Moorestown considers replacing old Main Street parking meters with kiosks

The Moorestown Economic Development Advisory Committee held a meeting to gain input from residents in regards to parking.

It’s no secret that most of the parking meters on Main Street don’t work. Despite this, many residents aren’t completely sold on the idea of replacing them.

During a parking meeting held by the Moorestown Economic Development Advisory Committee last week, a few residents called the replacement effort a “money grab.” Others were concerned over where Main Street residents will park when parking rules are more heavily enforced.

“It doesn’t reflect well on the town when meters don’t work,” said Chris Chiacchio, chairman of the Moorestown Economic Development Advisory Committee. “It’s an issue we need to address.”

Township Administrator Thomas Merchel repeatedly assured those in attendance the township is not interested in making money off parking.

“I wouldn’t get hung up on the cost,” Merchel said. “We’re not trying to make money off of this.”

Chiacchio presented three ideas, the first being replacing the meters with “smart” parking meters. The meters would likely be solar-powered, and drivers would have the ability to pay with a credit card and add more time from their smart phones. Police officers would be able to see, via their computers, whether a car is paid or unpaid, as opposed to walking Main Street. The software would also allow the department to see when a meter is out of order. There would still be an option to pay with coins on the smart meters.

The second option would be to replace the meters with 11 parking kiosks that would operate similar to the smart meters, and the final option would be to remove the meters altogether and use manual enforcement.

“It’s probably going to be an expensive option if you have to hire somebody full time to do that,” Police Chief Lee Lieber said on manual enforcing parking. “We would like to prioritize how we use our manpower.”

All options would include a “free time” of somewhere around 15 minutes, according to Chiacchio. This would allow people to park and run into a coffee shop or pizza shop without having to pay.

Another concern was parking turnover, or lack thereof, on Main Street.

“The overnight parking for residents often turns into taking parking spots for businesses that are needed during the day,” said Mike Locatell, council’s liaison to the Moorestown Economic Development Advisory Committee.

A few residents felt parking is a bigger issue than how long people are parking there, saying the spots are extremely inconsistent in size, leading people to squeeze into a spot that is already taken and ultimately blocking driveways. One resident suggested making spots smaller to create more spots. Another wide concern was local businesses are losing foot traffic due to the lack of parking outside their establishments.

The general consensus from residents at the meeting was kiosks are an undesirable option. Reasons such as looking inconsistent with the town and causing confusion to those unfamiliar with the devices were cited.

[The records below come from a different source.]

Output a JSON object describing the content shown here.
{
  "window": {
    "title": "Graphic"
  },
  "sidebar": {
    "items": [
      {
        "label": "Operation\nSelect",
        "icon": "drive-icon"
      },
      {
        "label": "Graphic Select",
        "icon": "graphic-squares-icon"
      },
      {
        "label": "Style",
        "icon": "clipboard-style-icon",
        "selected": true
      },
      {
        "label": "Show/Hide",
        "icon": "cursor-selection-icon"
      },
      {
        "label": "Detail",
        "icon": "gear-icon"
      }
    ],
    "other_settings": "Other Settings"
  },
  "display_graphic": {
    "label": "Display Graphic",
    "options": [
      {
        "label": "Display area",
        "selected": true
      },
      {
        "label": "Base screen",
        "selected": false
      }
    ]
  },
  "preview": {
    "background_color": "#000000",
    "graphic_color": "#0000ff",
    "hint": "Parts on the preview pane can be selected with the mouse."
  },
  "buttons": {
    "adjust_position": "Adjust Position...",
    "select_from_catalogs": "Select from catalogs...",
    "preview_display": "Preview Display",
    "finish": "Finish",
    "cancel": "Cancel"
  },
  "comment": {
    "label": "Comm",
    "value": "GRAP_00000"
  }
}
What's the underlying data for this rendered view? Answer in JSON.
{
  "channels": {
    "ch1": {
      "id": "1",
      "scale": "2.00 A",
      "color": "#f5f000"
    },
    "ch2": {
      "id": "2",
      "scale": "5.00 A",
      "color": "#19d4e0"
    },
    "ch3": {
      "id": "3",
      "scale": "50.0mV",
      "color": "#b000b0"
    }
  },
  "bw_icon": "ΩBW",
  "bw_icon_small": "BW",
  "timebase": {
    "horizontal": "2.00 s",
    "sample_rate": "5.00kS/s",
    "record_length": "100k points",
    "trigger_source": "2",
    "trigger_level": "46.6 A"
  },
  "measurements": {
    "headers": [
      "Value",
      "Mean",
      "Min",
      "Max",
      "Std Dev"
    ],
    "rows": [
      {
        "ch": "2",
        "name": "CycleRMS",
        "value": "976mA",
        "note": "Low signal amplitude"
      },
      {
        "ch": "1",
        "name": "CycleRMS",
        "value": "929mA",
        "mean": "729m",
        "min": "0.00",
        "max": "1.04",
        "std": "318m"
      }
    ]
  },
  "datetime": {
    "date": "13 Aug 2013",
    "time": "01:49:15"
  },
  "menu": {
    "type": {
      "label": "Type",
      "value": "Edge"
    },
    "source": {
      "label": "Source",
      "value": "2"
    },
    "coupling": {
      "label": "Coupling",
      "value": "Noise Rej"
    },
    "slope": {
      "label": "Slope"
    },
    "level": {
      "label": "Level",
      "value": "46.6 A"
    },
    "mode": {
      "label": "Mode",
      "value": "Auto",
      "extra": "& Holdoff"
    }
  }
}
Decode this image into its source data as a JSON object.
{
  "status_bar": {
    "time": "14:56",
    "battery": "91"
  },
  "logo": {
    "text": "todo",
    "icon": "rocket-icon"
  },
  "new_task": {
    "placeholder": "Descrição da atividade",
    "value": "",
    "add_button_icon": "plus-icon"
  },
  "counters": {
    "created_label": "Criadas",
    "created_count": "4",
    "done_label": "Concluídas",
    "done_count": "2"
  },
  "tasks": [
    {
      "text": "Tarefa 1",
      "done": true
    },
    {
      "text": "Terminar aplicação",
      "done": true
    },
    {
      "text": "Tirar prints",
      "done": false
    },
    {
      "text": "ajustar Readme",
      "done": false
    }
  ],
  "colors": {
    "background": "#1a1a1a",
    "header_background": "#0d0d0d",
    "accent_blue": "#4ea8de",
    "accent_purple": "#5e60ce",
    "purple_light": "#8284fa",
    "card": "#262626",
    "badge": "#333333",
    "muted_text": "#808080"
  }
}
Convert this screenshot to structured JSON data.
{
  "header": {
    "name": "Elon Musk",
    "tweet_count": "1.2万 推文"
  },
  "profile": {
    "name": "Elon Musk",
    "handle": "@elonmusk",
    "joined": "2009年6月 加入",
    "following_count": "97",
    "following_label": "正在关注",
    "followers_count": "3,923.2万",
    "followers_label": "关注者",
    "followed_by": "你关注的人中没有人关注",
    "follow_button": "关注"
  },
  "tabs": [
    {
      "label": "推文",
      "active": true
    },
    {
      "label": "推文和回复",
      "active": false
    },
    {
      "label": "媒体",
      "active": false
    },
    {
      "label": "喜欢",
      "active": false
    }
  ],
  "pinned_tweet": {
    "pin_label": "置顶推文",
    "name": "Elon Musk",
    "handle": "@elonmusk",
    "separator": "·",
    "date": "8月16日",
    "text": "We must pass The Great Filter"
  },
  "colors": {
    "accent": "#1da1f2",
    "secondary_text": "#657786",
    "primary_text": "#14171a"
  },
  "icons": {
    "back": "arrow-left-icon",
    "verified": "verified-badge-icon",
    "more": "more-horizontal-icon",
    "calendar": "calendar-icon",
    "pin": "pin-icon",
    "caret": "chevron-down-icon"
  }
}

Many residents requested more information on what the options would cost, but the representatives were not yet ready to provide that information.

“The revenue will exceed the expense for this, but the point is not to make revenue,” Merchel said. “The point of the meters is really to regulate the parking.”

The purpose of the meeting was to gain input from residents, as Chiacchio says planning is in the preliminary phases. Residents were provided a survey with questions, including which parking plan best suits Moorestown businesses, what the time limit for parking should be, when time limits should not apply, whether municipal parking lots should have paid parking, what prices for parking should be and whether business owners and employees should be given parking permits to waive parking costs.

Once a more concrete plan is in place, it will be presented and voted on at a Township Council meeting.